Open kitchens are mainstays these days, as many Americans want homes that are airy and welcoming versus closed off and formal. But an open layout does have its downsides: namely the stinky cooking smells and noise which creep into adjoining living spaces, despite your best efforts to ignore them. Lately we’ve noticed European kitchens combatting this problem with a new design solution which offers all the benefits of the wide open layout, without some of its known drawbacks. And it might just be the future of kitchen design.
Here are some great new ideas from some beautiful spaces:
Above, Cote Maison shared this absolutely dreamy Paris apartment where the kitchen is not so much completely open, but glassed in. It’s still in full view from the rest of the living space — keeping things light and connected — but it lets someone in the living room read a book without being bothered by humming appliances and any other family members currently cooking.
This room within a room, in a Barcelona apartment designed by Katty Schiebeck, is a little more rustic looking, but still maintains the open feel with all the vertical panes of glass. The kitchen floats in the middle of the larger space, but doesn’t completely interrupt the flow.
Steel interior glass walls lend themselves to this look particularly well, as seen in Plain English’s Osea Kitchen, which uses a series of them to separate itself from other working areas.
More modern steel doors, this time in this pink kitchen and dining area designed by Crosby Studios. The glass structure still lets light in — important given all the black walls — but keeps the space a distinct cooking and eating zone.
This stunning Hecker Guthrie-designed Prahran residence straddles the line between open and closed: Although it doesn’t have a door to shut, it’s still divided by the tall glass-paned wall, which clearly delineates the space.

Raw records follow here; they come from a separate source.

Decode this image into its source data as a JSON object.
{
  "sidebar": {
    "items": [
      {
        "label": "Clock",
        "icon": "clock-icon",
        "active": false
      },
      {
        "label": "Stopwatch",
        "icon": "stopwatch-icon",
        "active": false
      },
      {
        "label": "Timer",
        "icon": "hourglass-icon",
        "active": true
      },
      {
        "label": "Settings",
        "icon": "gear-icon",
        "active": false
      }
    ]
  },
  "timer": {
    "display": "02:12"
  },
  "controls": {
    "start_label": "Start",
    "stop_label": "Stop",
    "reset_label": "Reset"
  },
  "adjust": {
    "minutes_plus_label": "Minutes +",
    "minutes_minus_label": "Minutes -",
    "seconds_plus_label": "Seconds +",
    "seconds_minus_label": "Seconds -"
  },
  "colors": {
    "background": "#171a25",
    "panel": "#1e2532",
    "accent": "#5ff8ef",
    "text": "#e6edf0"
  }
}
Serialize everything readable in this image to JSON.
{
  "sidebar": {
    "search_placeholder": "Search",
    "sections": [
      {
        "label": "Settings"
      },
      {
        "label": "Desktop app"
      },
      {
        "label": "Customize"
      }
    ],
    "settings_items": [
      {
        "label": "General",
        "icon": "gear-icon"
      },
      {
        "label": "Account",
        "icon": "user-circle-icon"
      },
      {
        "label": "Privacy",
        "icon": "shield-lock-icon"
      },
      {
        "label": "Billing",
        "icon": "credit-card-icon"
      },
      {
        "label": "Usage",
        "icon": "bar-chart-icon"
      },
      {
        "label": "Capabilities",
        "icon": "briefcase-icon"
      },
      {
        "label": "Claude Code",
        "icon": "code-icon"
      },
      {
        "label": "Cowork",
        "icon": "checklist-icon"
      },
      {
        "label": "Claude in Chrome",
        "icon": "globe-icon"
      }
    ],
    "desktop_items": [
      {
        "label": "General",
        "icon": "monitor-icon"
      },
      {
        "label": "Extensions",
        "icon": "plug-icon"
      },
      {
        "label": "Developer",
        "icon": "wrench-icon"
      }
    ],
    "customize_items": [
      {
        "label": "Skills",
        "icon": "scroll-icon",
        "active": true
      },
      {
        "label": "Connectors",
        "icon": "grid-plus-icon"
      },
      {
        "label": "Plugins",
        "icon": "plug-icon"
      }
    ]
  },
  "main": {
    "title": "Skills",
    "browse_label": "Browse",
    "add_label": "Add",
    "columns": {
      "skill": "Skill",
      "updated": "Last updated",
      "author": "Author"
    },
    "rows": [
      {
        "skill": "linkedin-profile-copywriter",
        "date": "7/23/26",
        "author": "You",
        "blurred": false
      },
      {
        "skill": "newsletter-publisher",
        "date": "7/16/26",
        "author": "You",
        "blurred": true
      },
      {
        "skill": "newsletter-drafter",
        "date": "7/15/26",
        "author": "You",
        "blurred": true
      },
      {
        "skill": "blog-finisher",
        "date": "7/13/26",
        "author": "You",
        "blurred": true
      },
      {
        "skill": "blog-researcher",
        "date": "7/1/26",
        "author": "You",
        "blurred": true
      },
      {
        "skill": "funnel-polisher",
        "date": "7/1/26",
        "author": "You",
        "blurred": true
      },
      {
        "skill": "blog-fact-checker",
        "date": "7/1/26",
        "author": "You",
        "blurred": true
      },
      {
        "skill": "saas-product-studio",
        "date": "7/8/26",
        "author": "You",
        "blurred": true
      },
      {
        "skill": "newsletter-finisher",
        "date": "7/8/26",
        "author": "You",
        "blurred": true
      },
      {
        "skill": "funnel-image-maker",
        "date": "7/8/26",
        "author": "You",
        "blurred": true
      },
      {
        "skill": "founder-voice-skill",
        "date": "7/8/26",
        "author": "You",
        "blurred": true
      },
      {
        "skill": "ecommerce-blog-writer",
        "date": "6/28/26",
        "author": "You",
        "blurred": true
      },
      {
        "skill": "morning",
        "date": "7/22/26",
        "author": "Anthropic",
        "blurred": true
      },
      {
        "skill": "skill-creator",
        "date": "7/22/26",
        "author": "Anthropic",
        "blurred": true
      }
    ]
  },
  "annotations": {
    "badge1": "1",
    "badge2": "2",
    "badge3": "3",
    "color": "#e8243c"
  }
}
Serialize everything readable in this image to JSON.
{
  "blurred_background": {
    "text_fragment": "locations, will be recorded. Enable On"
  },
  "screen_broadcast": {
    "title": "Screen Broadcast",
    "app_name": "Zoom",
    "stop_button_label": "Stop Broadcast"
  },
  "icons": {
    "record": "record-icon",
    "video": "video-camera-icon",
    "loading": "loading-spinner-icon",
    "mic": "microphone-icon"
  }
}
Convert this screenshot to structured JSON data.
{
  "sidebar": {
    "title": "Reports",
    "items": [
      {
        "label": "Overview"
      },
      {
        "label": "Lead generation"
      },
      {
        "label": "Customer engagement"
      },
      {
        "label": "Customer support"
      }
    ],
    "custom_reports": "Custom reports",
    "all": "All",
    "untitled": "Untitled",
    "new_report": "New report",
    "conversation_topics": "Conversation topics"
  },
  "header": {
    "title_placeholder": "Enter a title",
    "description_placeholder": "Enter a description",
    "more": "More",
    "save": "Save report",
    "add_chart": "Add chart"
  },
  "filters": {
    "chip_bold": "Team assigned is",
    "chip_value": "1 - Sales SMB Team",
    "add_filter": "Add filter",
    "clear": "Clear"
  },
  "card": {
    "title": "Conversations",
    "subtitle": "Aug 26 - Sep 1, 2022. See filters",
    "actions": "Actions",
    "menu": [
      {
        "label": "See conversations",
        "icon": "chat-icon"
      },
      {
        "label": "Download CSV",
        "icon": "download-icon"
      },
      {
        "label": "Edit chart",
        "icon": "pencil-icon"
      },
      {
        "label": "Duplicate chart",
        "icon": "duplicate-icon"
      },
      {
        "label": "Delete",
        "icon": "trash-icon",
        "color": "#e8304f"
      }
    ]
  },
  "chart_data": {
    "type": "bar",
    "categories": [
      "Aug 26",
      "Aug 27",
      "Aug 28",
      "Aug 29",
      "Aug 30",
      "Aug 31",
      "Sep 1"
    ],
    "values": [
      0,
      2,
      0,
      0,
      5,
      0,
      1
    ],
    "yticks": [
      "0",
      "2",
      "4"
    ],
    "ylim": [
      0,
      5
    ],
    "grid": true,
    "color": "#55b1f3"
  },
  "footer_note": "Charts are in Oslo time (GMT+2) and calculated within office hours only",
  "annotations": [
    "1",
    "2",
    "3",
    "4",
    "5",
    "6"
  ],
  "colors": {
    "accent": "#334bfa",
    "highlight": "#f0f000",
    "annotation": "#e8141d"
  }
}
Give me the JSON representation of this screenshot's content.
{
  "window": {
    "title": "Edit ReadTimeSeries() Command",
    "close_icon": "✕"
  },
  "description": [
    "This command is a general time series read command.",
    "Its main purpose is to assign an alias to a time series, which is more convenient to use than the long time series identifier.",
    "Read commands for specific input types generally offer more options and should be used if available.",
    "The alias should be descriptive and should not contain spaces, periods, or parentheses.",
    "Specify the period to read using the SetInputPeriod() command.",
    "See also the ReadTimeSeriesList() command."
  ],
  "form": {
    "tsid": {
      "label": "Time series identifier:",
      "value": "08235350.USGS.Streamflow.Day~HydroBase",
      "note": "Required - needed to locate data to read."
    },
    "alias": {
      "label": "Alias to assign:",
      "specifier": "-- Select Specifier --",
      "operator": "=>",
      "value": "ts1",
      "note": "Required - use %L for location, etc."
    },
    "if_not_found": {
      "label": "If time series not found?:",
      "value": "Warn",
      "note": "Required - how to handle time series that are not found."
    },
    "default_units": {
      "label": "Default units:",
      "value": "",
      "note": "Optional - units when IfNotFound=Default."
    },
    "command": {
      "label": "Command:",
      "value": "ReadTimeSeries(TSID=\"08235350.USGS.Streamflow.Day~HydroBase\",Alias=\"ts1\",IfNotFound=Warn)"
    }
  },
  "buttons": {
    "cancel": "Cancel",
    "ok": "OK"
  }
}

Even IKEA has picked up on the idea. In the 2018 catalog, you can see their model kitchen separated out from the rest of the apartment.